### GOAL OF THE EXERCISE
Collect every line below that contains the word "accent".

========

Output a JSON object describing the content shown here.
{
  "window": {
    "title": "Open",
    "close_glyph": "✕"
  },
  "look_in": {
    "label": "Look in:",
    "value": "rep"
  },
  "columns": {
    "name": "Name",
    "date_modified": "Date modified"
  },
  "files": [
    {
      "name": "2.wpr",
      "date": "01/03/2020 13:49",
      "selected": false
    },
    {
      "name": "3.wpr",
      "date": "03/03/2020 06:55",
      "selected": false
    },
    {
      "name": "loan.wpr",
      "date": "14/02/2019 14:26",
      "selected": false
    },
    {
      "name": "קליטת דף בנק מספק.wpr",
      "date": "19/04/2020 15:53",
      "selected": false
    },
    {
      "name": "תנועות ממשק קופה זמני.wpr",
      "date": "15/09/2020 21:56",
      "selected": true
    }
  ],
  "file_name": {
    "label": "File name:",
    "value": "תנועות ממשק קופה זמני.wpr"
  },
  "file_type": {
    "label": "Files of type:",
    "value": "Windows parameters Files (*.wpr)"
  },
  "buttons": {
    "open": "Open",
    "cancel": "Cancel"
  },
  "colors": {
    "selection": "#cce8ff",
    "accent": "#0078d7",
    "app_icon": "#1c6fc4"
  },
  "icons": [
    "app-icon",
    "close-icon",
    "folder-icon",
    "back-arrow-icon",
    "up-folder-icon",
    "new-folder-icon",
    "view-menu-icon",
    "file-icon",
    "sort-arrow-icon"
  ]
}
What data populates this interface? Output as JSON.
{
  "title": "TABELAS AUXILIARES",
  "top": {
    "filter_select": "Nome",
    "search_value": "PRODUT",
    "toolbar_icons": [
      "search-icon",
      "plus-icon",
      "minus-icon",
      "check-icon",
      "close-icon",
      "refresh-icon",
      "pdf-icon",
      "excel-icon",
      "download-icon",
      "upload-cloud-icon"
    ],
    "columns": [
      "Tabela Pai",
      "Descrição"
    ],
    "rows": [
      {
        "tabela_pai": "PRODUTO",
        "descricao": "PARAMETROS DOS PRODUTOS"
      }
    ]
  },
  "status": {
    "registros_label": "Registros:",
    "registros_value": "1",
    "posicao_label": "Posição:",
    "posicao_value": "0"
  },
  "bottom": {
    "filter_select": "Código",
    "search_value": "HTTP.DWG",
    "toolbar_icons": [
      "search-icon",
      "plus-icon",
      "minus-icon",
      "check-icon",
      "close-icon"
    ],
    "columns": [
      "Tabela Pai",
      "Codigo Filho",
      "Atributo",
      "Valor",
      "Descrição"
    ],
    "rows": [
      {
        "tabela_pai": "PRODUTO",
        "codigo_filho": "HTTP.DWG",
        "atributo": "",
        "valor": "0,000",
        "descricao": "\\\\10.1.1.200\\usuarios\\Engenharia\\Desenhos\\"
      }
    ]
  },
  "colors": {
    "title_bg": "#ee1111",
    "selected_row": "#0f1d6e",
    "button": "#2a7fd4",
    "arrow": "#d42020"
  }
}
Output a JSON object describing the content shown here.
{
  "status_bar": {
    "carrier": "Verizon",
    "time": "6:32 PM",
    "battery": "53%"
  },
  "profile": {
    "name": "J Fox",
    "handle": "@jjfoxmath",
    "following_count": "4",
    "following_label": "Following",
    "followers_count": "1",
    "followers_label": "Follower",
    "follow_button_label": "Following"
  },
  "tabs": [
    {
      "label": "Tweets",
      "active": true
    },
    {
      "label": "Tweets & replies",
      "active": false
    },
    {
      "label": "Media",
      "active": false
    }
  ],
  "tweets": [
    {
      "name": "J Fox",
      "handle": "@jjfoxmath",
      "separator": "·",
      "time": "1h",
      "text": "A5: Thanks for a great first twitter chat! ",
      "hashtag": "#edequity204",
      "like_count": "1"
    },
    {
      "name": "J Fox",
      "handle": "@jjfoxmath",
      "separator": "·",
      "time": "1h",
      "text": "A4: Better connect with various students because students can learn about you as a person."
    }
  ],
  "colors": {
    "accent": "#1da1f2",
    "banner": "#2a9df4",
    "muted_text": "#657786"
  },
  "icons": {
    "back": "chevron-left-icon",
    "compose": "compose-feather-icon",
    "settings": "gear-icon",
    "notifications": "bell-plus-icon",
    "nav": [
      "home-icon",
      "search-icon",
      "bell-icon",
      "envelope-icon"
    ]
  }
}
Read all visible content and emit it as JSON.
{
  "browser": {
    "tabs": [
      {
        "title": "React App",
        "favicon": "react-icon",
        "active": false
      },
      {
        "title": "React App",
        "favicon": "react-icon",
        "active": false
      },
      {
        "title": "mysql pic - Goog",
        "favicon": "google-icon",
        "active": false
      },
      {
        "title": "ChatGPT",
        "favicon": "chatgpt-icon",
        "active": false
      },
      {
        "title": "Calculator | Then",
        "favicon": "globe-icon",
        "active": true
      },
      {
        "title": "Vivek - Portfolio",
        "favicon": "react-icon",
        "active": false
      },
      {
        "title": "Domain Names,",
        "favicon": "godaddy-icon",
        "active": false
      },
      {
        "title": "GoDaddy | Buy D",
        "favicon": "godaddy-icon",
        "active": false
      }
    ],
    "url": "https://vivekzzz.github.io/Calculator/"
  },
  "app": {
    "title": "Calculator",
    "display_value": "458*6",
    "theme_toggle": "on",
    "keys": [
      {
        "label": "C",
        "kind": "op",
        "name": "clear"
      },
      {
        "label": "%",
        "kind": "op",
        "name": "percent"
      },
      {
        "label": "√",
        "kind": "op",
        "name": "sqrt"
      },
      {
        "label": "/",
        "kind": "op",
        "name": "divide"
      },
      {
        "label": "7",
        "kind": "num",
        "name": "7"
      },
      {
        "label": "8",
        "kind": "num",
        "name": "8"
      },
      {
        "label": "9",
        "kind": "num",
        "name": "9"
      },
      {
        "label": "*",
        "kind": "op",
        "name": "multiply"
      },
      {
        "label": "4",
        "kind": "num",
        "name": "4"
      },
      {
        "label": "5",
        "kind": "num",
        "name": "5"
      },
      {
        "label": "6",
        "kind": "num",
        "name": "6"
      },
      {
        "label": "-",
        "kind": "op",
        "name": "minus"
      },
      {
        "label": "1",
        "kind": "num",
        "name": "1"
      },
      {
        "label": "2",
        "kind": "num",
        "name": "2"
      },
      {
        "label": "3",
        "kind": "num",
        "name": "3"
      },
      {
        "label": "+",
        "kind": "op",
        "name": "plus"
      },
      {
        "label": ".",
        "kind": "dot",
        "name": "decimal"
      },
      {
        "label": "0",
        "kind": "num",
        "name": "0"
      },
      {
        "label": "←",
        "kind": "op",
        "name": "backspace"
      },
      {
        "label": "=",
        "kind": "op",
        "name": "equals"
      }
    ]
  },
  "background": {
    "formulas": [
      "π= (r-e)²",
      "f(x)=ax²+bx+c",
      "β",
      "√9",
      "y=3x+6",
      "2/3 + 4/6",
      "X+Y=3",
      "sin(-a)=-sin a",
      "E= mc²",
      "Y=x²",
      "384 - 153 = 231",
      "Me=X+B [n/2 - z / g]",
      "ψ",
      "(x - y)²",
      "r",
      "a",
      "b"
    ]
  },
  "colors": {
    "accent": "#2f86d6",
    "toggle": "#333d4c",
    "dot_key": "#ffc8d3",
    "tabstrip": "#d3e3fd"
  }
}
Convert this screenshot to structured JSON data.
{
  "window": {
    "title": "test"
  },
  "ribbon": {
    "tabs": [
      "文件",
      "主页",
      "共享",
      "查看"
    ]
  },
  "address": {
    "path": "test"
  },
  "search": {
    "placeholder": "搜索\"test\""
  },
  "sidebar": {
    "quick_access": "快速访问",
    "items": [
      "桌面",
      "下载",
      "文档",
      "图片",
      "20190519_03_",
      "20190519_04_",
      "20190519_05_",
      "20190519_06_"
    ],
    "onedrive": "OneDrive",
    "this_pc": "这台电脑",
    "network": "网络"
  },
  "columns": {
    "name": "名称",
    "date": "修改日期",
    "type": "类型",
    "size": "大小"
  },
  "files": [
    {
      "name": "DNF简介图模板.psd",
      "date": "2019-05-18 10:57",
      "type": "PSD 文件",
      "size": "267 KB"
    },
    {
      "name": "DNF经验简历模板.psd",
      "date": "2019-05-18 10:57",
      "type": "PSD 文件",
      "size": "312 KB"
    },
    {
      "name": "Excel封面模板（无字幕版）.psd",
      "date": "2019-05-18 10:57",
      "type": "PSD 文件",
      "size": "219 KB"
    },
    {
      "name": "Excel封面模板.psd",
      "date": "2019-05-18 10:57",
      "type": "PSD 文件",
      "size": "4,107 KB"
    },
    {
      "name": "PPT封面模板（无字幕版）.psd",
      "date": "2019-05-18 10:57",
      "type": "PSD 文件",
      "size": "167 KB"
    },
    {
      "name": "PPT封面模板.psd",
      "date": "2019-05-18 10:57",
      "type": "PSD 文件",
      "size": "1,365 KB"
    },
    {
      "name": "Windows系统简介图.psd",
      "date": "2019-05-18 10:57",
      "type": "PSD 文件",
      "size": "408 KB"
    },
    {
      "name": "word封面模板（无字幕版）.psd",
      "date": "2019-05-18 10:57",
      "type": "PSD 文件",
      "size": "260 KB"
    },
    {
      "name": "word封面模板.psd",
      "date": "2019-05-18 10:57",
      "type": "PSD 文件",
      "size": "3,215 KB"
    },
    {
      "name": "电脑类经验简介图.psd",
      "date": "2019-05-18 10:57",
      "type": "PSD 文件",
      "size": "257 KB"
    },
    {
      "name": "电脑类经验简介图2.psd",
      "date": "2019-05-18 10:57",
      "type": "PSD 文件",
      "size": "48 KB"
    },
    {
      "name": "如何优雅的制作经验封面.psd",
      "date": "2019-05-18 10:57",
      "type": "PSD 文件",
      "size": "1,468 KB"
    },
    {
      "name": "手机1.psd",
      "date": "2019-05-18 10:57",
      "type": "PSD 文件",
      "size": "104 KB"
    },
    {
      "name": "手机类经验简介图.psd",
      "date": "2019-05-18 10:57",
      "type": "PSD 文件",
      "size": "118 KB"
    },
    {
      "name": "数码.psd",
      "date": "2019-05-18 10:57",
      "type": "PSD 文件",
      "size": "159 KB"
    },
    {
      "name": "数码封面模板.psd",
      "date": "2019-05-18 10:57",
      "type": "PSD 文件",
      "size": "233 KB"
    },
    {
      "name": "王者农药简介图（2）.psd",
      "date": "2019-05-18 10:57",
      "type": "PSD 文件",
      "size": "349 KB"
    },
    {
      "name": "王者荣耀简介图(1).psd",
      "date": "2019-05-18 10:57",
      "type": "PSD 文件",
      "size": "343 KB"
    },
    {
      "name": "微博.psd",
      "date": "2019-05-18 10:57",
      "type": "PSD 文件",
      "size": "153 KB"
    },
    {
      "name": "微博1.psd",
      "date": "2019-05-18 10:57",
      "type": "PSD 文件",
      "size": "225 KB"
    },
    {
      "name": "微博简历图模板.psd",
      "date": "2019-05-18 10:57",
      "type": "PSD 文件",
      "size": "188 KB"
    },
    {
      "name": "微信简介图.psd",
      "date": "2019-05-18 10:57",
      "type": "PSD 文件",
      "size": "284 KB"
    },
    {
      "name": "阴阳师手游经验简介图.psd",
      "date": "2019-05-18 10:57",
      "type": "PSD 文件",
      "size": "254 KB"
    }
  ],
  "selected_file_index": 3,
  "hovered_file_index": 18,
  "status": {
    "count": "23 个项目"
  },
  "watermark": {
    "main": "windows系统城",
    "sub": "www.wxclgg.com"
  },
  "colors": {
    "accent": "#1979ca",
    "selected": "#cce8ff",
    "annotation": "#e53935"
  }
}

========

### WRITTEN SOLUTION
    "accent": "#0078d7",
    "accent": "#1da1f2",
    "accent": "#2f86d6",
    "accent": "#1979ca",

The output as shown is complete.